Task brief
Scan the listing and work out how many lines contain the word "English". Nothing but the number should be given.

Information
BEGIN
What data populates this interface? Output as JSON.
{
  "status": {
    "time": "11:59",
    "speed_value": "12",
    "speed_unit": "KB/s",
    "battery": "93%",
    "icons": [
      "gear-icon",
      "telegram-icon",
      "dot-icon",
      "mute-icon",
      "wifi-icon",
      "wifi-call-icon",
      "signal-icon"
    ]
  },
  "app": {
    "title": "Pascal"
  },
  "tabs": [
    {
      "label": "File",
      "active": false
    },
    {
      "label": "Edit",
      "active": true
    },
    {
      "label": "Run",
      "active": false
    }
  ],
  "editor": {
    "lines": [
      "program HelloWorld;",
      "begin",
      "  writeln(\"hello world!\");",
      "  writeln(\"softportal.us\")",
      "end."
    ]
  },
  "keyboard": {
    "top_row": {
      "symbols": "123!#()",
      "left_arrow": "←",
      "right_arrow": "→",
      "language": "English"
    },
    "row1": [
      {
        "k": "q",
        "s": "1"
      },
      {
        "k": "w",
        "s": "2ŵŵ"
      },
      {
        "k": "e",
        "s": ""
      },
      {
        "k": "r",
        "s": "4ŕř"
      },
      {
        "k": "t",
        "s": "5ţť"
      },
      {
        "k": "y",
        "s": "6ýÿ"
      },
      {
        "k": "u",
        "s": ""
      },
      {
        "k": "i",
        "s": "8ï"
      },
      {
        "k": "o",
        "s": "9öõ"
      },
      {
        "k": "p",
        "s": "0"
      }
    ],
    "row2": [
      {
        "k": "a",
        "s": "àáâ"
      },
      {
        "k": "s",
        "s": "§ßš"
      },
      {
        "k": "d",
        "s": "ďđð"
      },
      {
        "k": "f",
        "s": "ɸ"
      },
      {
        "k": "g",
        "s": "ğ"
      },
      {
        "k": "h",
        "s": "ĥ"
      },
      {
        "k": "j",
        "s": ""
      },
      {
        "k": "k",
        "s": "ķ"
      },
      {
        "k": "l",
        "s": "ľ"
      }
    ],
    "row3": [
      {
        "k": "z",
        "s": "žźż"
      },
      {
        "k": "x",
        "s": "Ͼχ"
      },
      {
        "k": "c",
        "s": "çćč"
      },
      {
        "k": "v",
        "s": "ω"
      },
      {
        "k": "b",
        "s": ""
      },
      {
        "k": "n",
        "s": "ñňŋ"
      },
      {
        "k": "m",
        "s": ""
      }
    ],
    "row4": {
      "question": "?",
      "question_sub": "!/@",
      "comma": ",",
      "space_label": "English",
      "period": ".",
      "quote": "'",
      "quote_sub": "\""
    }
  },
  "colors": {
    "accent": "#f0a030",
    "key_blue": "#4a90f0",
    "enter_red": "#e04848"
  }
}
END
Result of this exercise
2